From the age of eight or nine, I volunteered with my family for the Madison Area Food Pantry Gardens. Weekly, throughout the summer, we’d go help take care of a big garden and all the food that was harvested went to food pantries.
I was a very, very whiny gardener at first. For many years my mom would drag me and my two sisters to the garden. I would complain that it was hot and buggy and take really long water breaks in the car. I give lots of credit to my mom for not giving up and still making us go each week. But as time went on I started to really respect the people who were doing the work and could see the benefit of it, and I eventually joined the Madison Area Food Pantry Gardens board. When I first volunteered with my family I didn’t completely understand where the food was going. I think I understood at some level, but you know, a child’s perspective. As I got older, I understood more of how our food system works and where the food we grew was going. Looking at the work I do now, I must have liked volunteering with my family because here I am.
All community gardens are different. They vary in how they’re run and by whom, in who participates, and in what happens with the food grown in them. Extension Brown County has a network of twelve (plus two mini-sites) gardens throughout the county where anyone is welcome to rent a space to grow their own food. We prepare the land and provide water and the gardeners are responsible for planting, weeding, watering, and taking care of their assigned spot. Then they can do whatever they want with what they harvest. It varies from gardener to gardener. Most people are just growing for their own families, but some people grow to donate to food pantries and some people grow to sell.
People of all different backgrounds participate in the program. I meet most people out in the gardens, just being there and crossing paths with people. It’s interesting to hear their stories and gardening backgrounds, especially because so many of our gardeners are immigrants and refugees—about forty percent are Hmong and fifteen percent are Spanish speaking. The vast majority of our gardeners are much better gardeners than I am. I have a lot to learn from them.
The Brown County Community Gardens Program doesn’t own any of the land that the gardens are located on. We use it by forming land-use agreements with the landowners. Some of our gardens are on city land and some are on land owned by private companies. There are a couple on land owned by churches, one is owned by a plastic company, and a daycare company owns the land for another one. There’s also variety in how long we can use the land for a community garden. There’s one right now that has been actively for sale for most of the five years we’ve had the garden there. Most of our gardens are fairly stable, and we’ve been fortunate enough to get grants and donations to install permanent water at some sites—I hope those ones are here to stay!

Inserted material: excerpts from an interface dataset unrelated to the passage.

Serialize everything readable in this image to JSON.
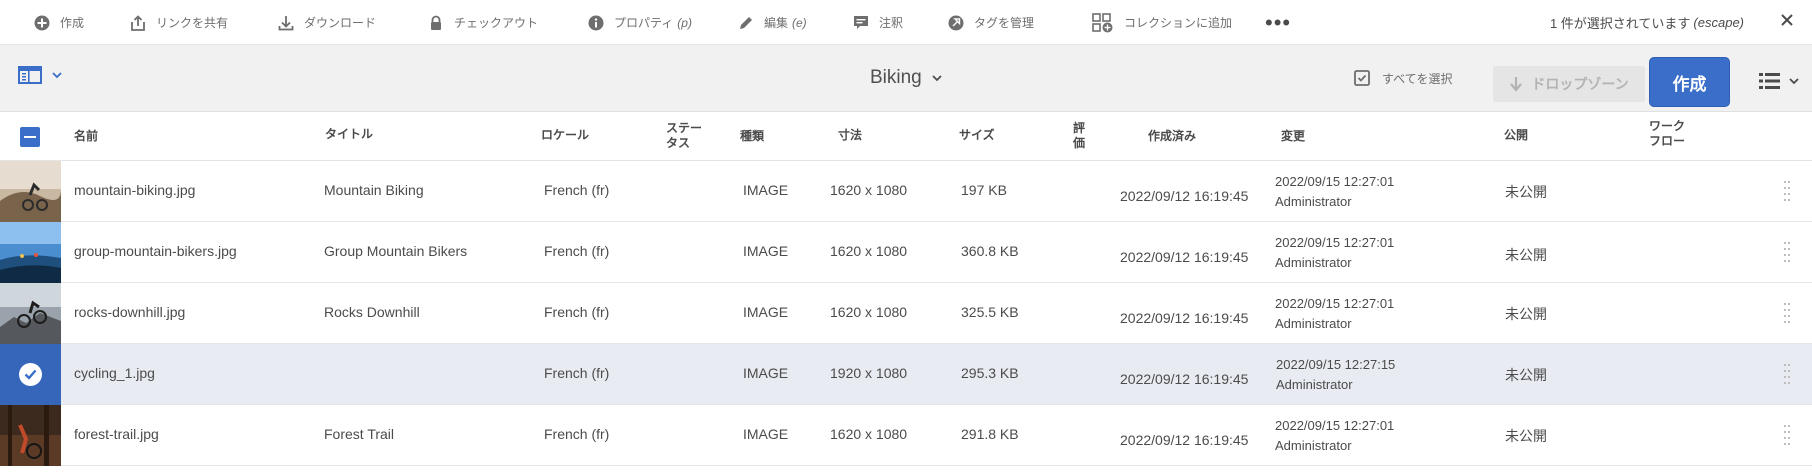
{
  "actionbar": {
    "items": [
      {
        "label": "作成",
        "hotkey": ""
      },
      {
        "label": "リンクを共有",
        "hotkey": ""
      },
      {
        "label": "ダウンロード",
        "hotkey": ""
      },
      {
        "label": "チェックアウト",
        "hotkey": ""
      },
      {
        "label": "プロパティ",
        "hotkey": "(p)"
      },
      {
        "label": "編集",
        "hotkey": "(e)"
      },
      {
        "label": "注釈",
        "hotkey": ""
      },
      {
        "label": "タグを管理",
        "hotkey": ""
      },
      {
        "label": "コレクションに追加",
        "hotkey": ""
      }
    ],
    "more_label": "•••",
    "selection_status": "1 件が選択されています",
    "selection_hotkey": "(escape)"
  },
  "header": {
    "folder_title": "Biking",
    "select_all_label": "すべてを選択",
    "dropzone_label": "ドロップゾーン",
    "create_label": "作成"
  },
  "table": {
    "columns": {
      "name": "名前",
      "title": "タイトル",
      "locale": "ロケール",
      "status_1": "ステー",
      "status_2": "タス",
      "type": "種類",
      "dimensions": "寸法",
      "size": "サイズ",
      "rating_1": "評",
      "rating_2": "価",
      "created": "作成済み",
      "modified": "変更",
      "published": "公開",
      "workflow_1": "ワーク",
      "workflow_2": "フロー"
    },
    "rows": [
      {
        "name": "mountain-biking.jpg",
        "title": "Mountain Biking",
        "locale": "French (fr)",
        "type": "IMAGE",
        "dimensions": "1620 x 1080",
        "size": "197 KB",
        "created": "2022/09/12 16:19:45",
        "modified_date": "2022/09/15 12:27:01",
        "modified_by": "Administrator",
        "published": "未公開",
        "selected": false
      },
      {
        "name": "group-mountain-bikers.jpg",
        "title": "Group Mountain Bikers",
        "locale": "French (fr)",
        "type": "IMAGE",
        "dimensions": "1620 x 1080",
        "size": "360.8 KB",
        "created": "2022/09/12 16:19:45",
        "modified_date": "2022/09/15 12:27:01",
        "modified_by": "Administrator",
        "published": "未公開",
        "selected": false
      },
      {
        "name": "rocks-downhill.jpg",
        "title": "Rocks Downhill",
        "locale": "French (fr)",
        "type": "IMAGE",
        "dimensions": "1620 x 1080",
        "size": "325.5 KB",
        "created": "2022/09/12 16:19:45",
        "modified_date": "2022/09/15 12:27:01",
        "modified_by": "Administrator",
        "published": "未公開",
        "selected": false
      },
      {
        "name": "cycling_1.jpg",
        "title": "",
        "locale": "French (fr)",
        "type": "IMAGE",
        "dimensions": "1920 x 1080",
        "size": "295.3 KB",
        "created": "2022/09/12 16:19:45",
        "modified_date": "2022/09/15 12:27:15",
        "modified_by": "Administrator",
        "published": "未公開",
        "selected": true
      },
      {
        "name": "forest-trail.jpg",
        "title": "Forest Trail",
        "locale": "French (fr)",
        "type": "IMAGE",
        "dimensions": "1620 x 1080",
        "size": "291.8 KB",
        "created": "2022/09/12 16:19:45",
        "modified_date": "2022/09/15 12:27:01",
        "modified_by": "Administrator",
        "published": "未公開",
        "selected": false
      }
    ]
  },
  "colors": {
    "accent": "#3a6ec9",
    "selected_row": "#e8ebf1",
    "header_bg": "#f1f1f1"
  }
}
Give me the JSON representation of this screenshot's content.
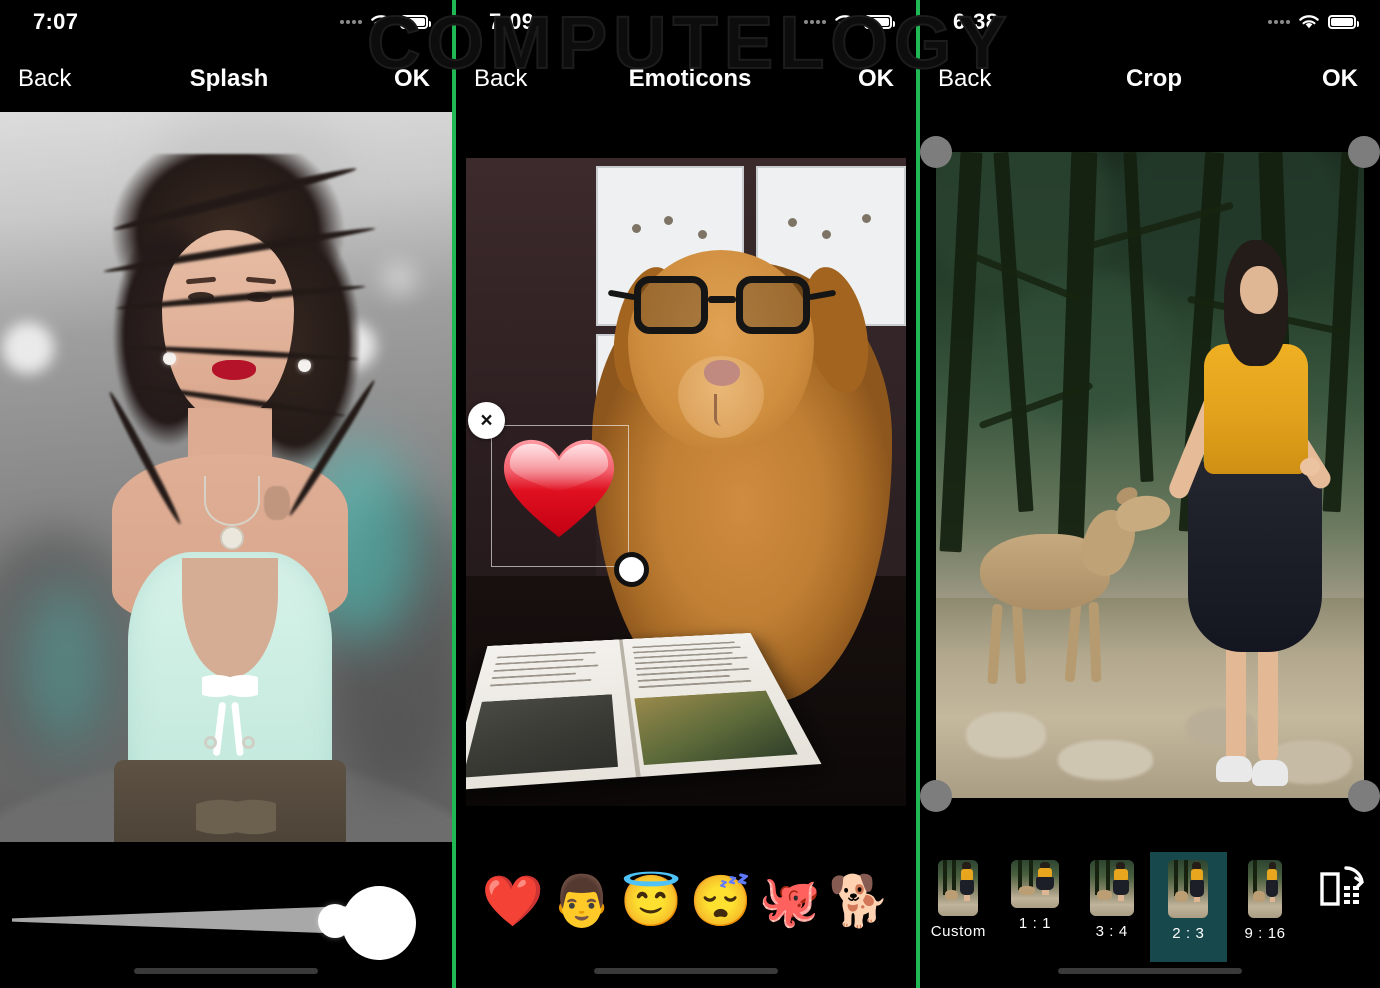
{
  "watermark": {
    "text": "COMPUTELOGY"
  },
  "panels": [
    {
      "id": "splash",
      "status": {
        "time": "7:07",
        "signal_icon": "signal-dots-icon",
        "wifi_icon": "wifi-icon",
        "battery_icon": "battery-icon"
      },
      "nav": {
        "back": "Back",
        "title": "Splash",
        "ok": "OK"
      },
      "controls": {
        "slider_name": "brush-size-slider",
        "preview_name": "brush-size-preview",
        "slider_value": 90
      }
    },
    {
      "id": "emoticons",
      "status": {
        "time": "7:09",
        "signal_icon": "signal-dots-icon",
        "wifi_icon": "wifi-icon",
        "battery_icon": "battery-icon"
      },
      "nav": {
        "back": "Back",
        "title": "Emoticons",
        "ok": "OK"
      },
      "sticker": {
        "selected_emoji": "❤️",
        "close_label": "×",
        "close_name": "sticker-close-icon",
        "resize_name": "sticker-resize-handle"
      },
      "emoji_tray": [
        {
          "glyph": "❤️",
          "name": "emoji-red-heart"
        },
        {
          "glyph": "👨",
          "name": "emoji-man"
        },
        {
          "glyph": "😇",
          "name": "emoji-smiling-face-with-halo"
        },
        {
          "glyph": "😴",
          "name": "emoji-sleeping-face"
        },
        {
          "glyph": "🐙",
          "name": "emoji-octopus"
        },
        {
          "glyph": "🐕",
          "name": "emoji-dog"
        }
      ]
    },
    {
      "id": "crop",
      "status": {
        "time": "6:38",
        "signal_icon": "signal-dots-icon",
        "wifi_icon": "wifi-icon",
        "battery_icon": "battery-icon"
      },
      "nav": {
        "back": "Back",
        "title": "Crop",
        "ok": "OK"
      },
      "crop_handles": [
        "top-left",
        "top-right",
        "bottom-left",
        "bottom-right"
      ],
      "ratios": [
        {
          "label": "Custom",
          "selected": false
        },
        {
          "label": "1 : 1",
          "selected": false
        },
        {
          "label": "3 : 4",
          "selected": false
        },
        {
          "label": "2 : 3",
          "selected": true
        },
        {
          "label": "9 : 16",
          "selected": false
        }
      ],
      "rotate_icon": "rotate-flip-icon",
      "selected_ratio": "2 : 3",
      "accent_color": "#17494c"
    }
  ],
  "theme": {
    "background": "#000000",
    "separator_color": "#1fb855",
    "text_color": "#ffffff",
    "selected_ratio_bg": "#17494c"
  }
}
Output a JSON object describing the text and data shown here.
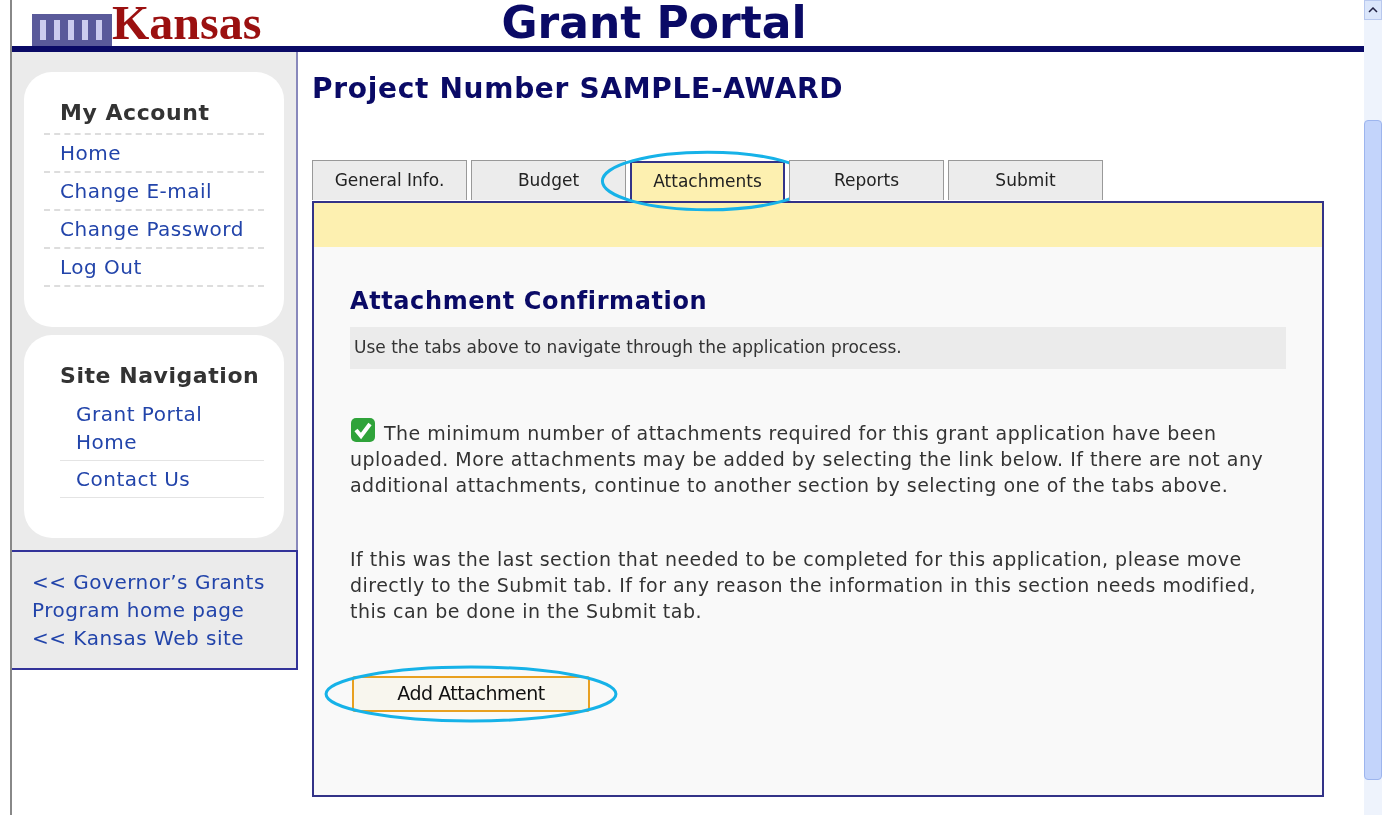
{
  "header": {
    "state_name": "Kansas",
    "portal_title": "Grant Portal"
  },
  "sidebar": {
    "sections": [
      {
        "heading": "My Account",
        "items": [
          "Home",
          "Change E-mail",
          "Change Password",
          "Log Out"
        ]
      },
      {
        "heading": "Site Navigation",
        "items": [
          "Grant Portal Home",
          "Contact Us"
        ]
      }
    ],
    "footer_links": [
      "<< Governor’s Grants Program home page",
      "<< Kansas Web site"
    ]
  },
  "page_title": "Project Number SAMPLE-AWARD",
  "tabs": [
    {
      "label": "General Info.",
      "selected": false,
      "highlighted": false
    },
    {
      "label": "Budget",
      "selected": false,
      "highlighted": false
    },
    {
      "label": "Attachments",
      "selected": true,
      "highlighted": true
    },
    {
      "label": "Reports",
      "selected": false,
      "highlighted": false
    },
    {
      "label": "Submit",
      "selected": false,
      "highlighted": false
    }
  ],
  "section_title": "Attachment Confirmation",
  "instruction": "Use the tabs above to navigate through the application process.",
  "status": {
    "complete": true,
    "message": "The minimum number of attachments required for this grant application have been uploaded. More attachments may be added by selecting the link below. If there are not any additional attachments, continue to another section by selecting one of the tabs above."
  },
  "note": "If this was the last section that needed to be completed for this application, please move directly to the Submit tab. If for any reason the information in this section needs modified, this can be done in the Submit tab.",
  "add_button": {
    "label": "Add Attachment",
    "highlighted": true
  }
}
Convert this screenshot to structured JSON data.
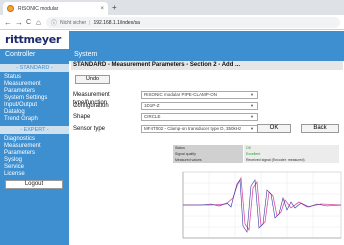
{
  "browser": {
    "tab_title": "RISONIC modular",
    "tab_close": "×",
    "new_tab": "+",
    "nav": {
      "back": "←",
      "forward": "→",
      "reload": "C",
      "home": "⌂"
    },
    "security_label": "Nicht sicher",
    "url": "192.168.1.1/index/sa"
  },
  "header": {
    "logo": "rittmeyer",
    "controller_label": "Controller",
    "system_label": "System"
  },
  "sidebar": {
    "sections": [
      {
        "heading": "- STANDARD -",
        "items": [
          "Status",
          "Measurement Parameters",
          "System Settings",
          "Input/Output",
          "Datalog",
          "Trend Graph"
        ]
      },
      {
        "heading": "- EXPERT -",
        "items": [
          "Diagnostics",
          "Measurement Parameters",
          "Syslog",
          "Service",
          "License"
        ]
      }
    ],
    "logout_label": "Logout"
  },
  "main": {
    "title": "STANDARD - Measurement Parameters - Section 2 - Add ...",
    "undo_label": "Undo",
    "fields": [
      {
        "label": "Measurement type/function",
        "value": "RISONIC modular PIPE-CLAMP-ON"
      },
      {
        "label": "Configuration",
        "value": "1D1P-Z"
      },
      {
        "label": "Shape",
        "value": "CIRCLE"
      },
      {
        "label": "Sensor type",
        "value": "MF4T002 - Clamp-on transducer type D, 350kHz"
      }
    ],
    "ok_label": "OK",
    "back_label": "Back",
    "status": [
      {
        "key": "Status",
        "value": "OK"
      },
      {
        "key": "Signal quality",
        "value": "Excellent"
      },
      {
        "key": "Measured values",
        "value": "Received signal (Encoder: measured)"
      }
    ],
    "colors": {
      "brand": "#3d8fd0",
      "status_ok": "#2a9d2a",
      "signal": "#2f3aa8",
      "envelope": "#e04fa0"
    }
  }
}
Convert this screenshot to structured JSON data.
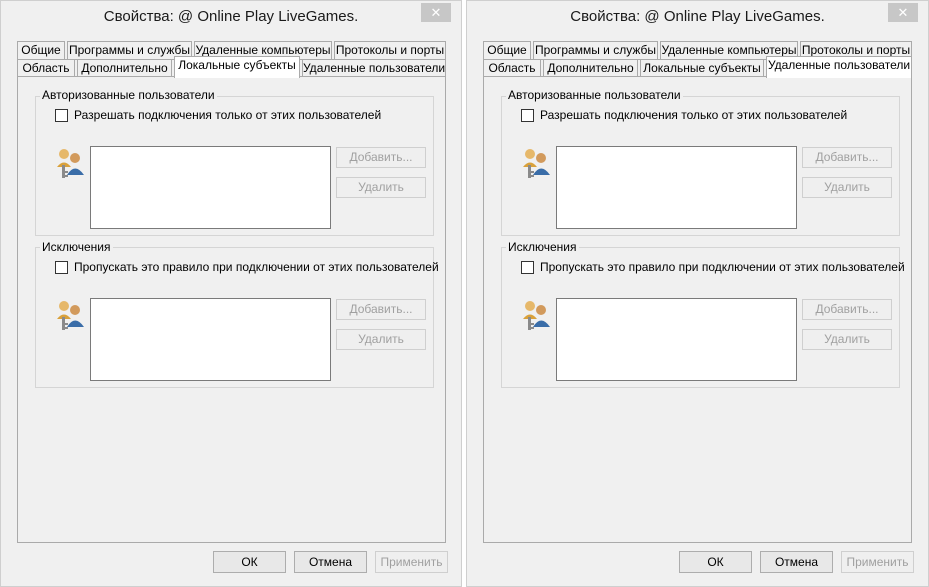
{
  "windows": [
    {
      "title": "Свойства: @ Online Play LiveGames.",
      "close": "✕",
      "tabs_row1": [
        "Общие",
        "Программы и службы",
        "Удаленные компьютеры",
        "Протоколы и порты"
      ],
      "tabs_row2": [
        "Область",
        "Дополнительно",
        "Локальные субъекты",
        "Удаленные пользователи"
      ],
      "active_tab": "Локальные субъекты",
      "authorized": {
        "group_label": "Авторизованные пользователи",
        "checkbox_label": "Разрешать подключения только от этих пользователей",
        "add": "Добавить...",
        "remove": "Удалить"
      },
      "exceptions": {
        "group_label": "Исключения",
        "checkbox_label": "Пропускать это правило при подключении от этих пользователей",
        "add": "Добавить...",
        "remove": "Удалить"
      },
      "footer": {
        "ok": "ОК",
        "cancel": "Отмена",
        "apply": "Применить"
      }
    },
    {
      "title": "Свойства: @ Online Play LiveGames.",
      "close": "✕",
      "tabs_row1": [
        "Общие",
        "Программы и службы",
        "Удаленные компьютеры",
        "Протоколы и порты"
      ],
      "tabs_row2": [
        "Область",
        "Дополнительно",
        "Локальные субъекты",
        "Удаленные пользователи"
      ],
      "active_tab": "Удаленные пользователи",
      "authorized": {
        "group_label": "Авторизованные пользователи",
        "checkbox_label": "Разрешать подключения только от этих пользователей",
        "add": "Добавить...",
        "remove": "Удалить"
      },
      "exceptions": {
        "group_label": "Исключения",
        "checkbox_label": "Пропускать это правило при подключении от этих пользователей",
        "add": "Добавить...",
        "remove": "Удалить"
      },
      "footer": {
        "ok": "ОК",
        "cancel": "Отмена",
        "apply": "Применить"
      }
    }
  ]
}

I’ve really grown in the position; it’s been an incredible first full-time job. The variety of things that I get to do and the scope of the program, and how it’s grown over the years has been really amazing. I’m a part of the Extension Brown County office, but I’m the main one who’s doing community gardens, so I am essentially a department of one. I do all the different pieces, from marketing to communications to fundraising to the day-to-day work, like staking out the garden plots. It’s been really interesting wearing all those different hats.
I’m also supported by a lot of wonderful volunteers. Last year, because daycare was closed during Covid, I worked for a few months from my parent’s house in Madison, so they could help me with childcare while I was trying to keep things afloat. Program volunteers did all the work to open the gardens. I coordinated the different pieces like purchasing the stakes and things like that, and then they went out and did everything onsite for me, which was amazing.
When I started volunteering with the food pantry gardens as a child, I never would have believed gardening would someday be part of my job, but I’m now so grateful for all the wonderful people and opportunities it has led me to, and am still amazed each day by gardenings’ wide-reaching benefits.